Providence City Hall
PROVIDENCE, R.I. (Legal Newsline) - Lawsuits filed over so-called “pay-for-delay” deals, such as the string of actions filed in the last few years by the City of Providence, can be “incredibly lucrative” and often attract plaintiffs’ attorneys seeking big paydays, one defense lawyer says.
Douglas McMeyer, a partner at Chicago-based Chapman Spingola LLP, said in an interview with Legal Newsline that part of the problem lies in the U.S. Supreme Court’s 2013 ruling in FTC v. Actavis Inc.
In Actavis, the nation’s highest court held that pay-for-delay agreements between brand and generic drug companies are subject to antitrust scrutiny.
The court’s decision stemmed from the Federal Trade Commission’s appeal of a ruling by the U.S. Court of Appeals for the Eleventh Circuit, which had dismissed the agency’s challenge to an alleged pay-for-delay agreement involving the testosterone-replacement drug AndroGel.
Several courts, including the Eleventh Circuit, have found that these agreements were insulated from antitrust scrutiny. However, in July 2012, the Third Circuit held that a reverse payment from a branded drug manufacturer to a generic competitor was presumptively unlawful, creating a split in the circuits and prompting Supreme Court review.
“The Actavis decision kinda threw everything into a tizzy,” McMeyer said. “It didn’t really give any parameters.”
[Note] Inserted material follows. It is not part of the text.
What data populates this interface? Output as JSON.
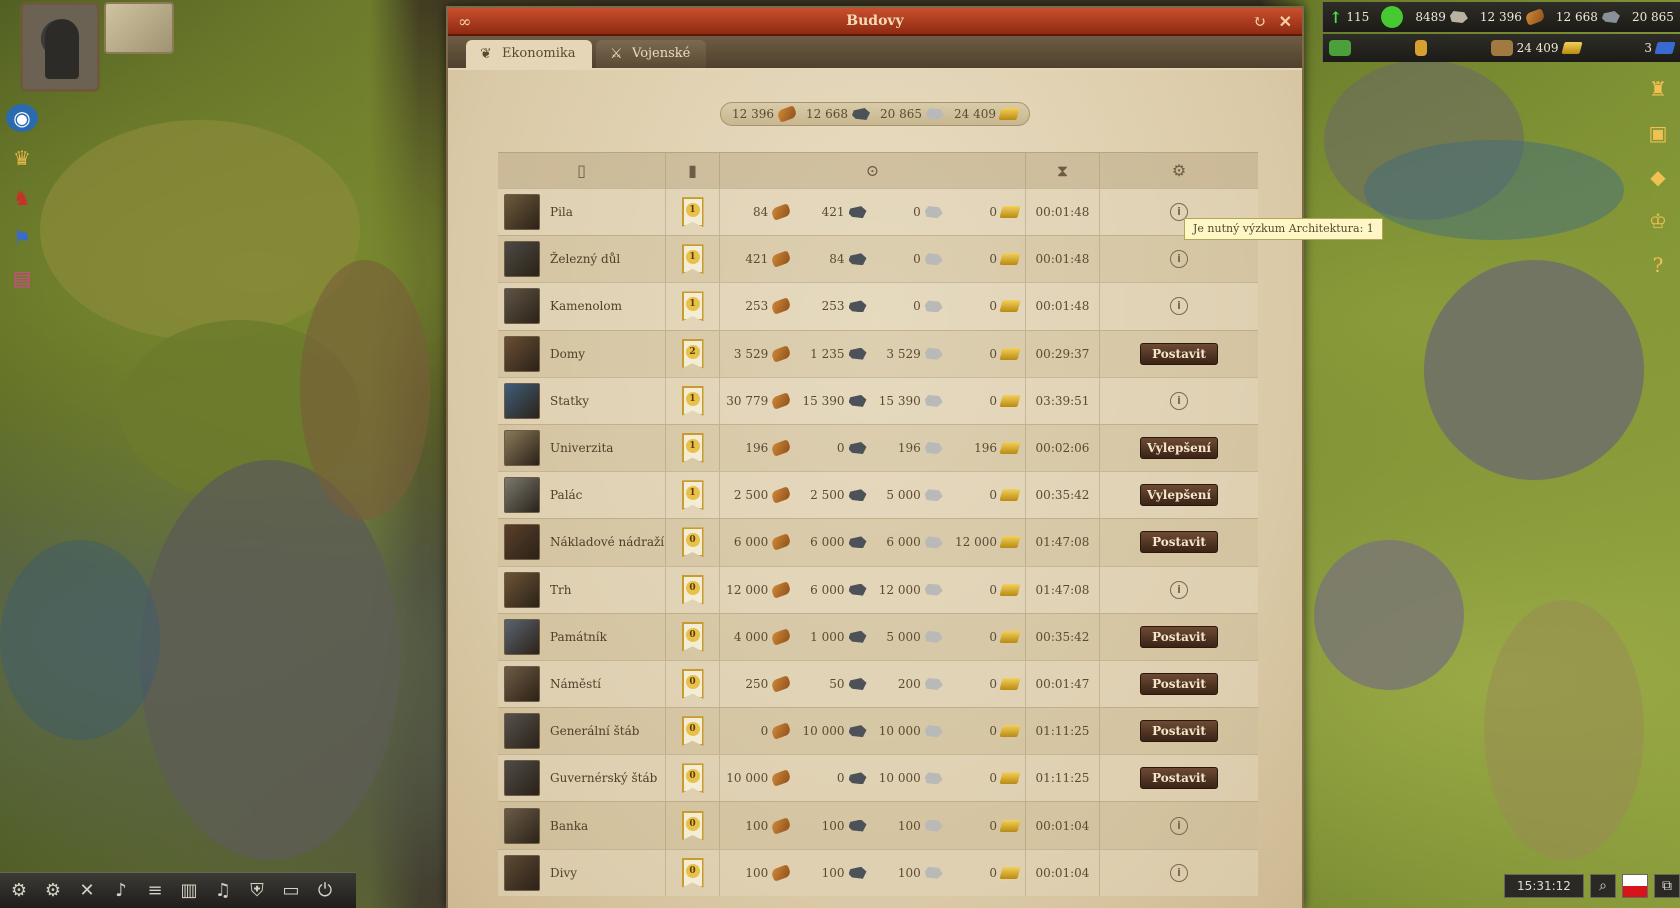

In turn, that area of antitrust law has become both “wide open” and “ambiguous,” McMeyer says.
“It’s become an incredibly lucrative area for the plaintiffs’ bar,” he said.
McMeyer points out that in cases like those brought by the City of Providence -- in which the government entity has teamed up with private law firms to file more than a dozen antitrust lawsuits in federal court since 2012 -- there is an added benefit for the plaintiffs’ attorneys.
“The thing they get by being contingency fee counsel for a government is a whole class, ready-built, without having to go through the normal safeguards for class certification,” he explained.
In Providence’s case, prominent plaintiffs firm Motley Rice, which has an office in the city and connections to the city Solicitor’s Office, stands to earn anywhere from 15 to 40 percent in legal fees from several of the city’s antitrust cases.
The cases, filed through the city’s Solicitor’s Office, allege companies are “scheming” to keep generic versions of their prescription drugs off the market.
The city contends that by blocking generic competition through “pay-for-delay” deals -- in which brand-name drug makers pay their generic competitors to keep cheaper alternatives off the market -- the companies have forced it and its insurers to overpay for medications.
A public records request submitted by Legal Newsline in August revealed the city has given five contracts for the cases. Four of those went to Motley Rice.
The high-powered law firm, which has gone after asbestos makers, tobacco companies and the lead paint industry, holds at least two recent connections to the Solicitor’s Office.
The first was Matthew Jerzyk, who began work as deputy solicitor in 2012 and was listed as counsel for the office on some of the lawsuits.
Jerzyk worked as a law clerk at Motley Rice while in law school. His three-year tenure with the Solicitor’s Office coincided with the rise of antitrust cases, and he also served as senior counsel to the mayor for 18 months before becoming deputy city solicitor.
Jerzyk denied being a link between the Solicitor’s Office and Motley Rice, which has been hired by the city for more than just the antitrust cases.
“When I became Deputy Solicitor, there was already a group of contingent fee firms retained by the City Solicitor and I had no role or authority in their retention or termination,” he said in a statement to Legal Newsline in September.
The second recent connection is new solicitor Jeffrey Dana, who was recommended for the job by both Jerzyk and Robert J. McConnell, an attorney at Motley Rice and brother to Jack McConnell, a former Motley Rice attorney and now a federal judge in Rhode Island.
Troy Bozarth, a member of DRI: The Voice of the Defense Bar’s class action task force and who currently serves as the president of the Illinois Association of Defense Trial Counsel, said the fact that the Providence litigation has been outsourced to mainly one plaintiffs’ firm instead of handled in-house “just seems wrong.”
“A governmental body being used as a tool of a plaintiff’s firm for multiple “cookie-cutter” lawsuits certainly deserves to be scrutinized,” Bozarth said.
“The firm has a ready-made de facto ‘class’ (i.e. the citizens of the governmental body) and is potentially reaping as much as 40 percent in fees to the citizens detriment.”
Both Bozarth and McMeyer questioned how the city handles bids for outside counsel.
Dana has yet to return messages seeking comment on the cases and the city’s bidding process.
From Legal Newsline: Reach Jessica Karmasek by email at email@example.com.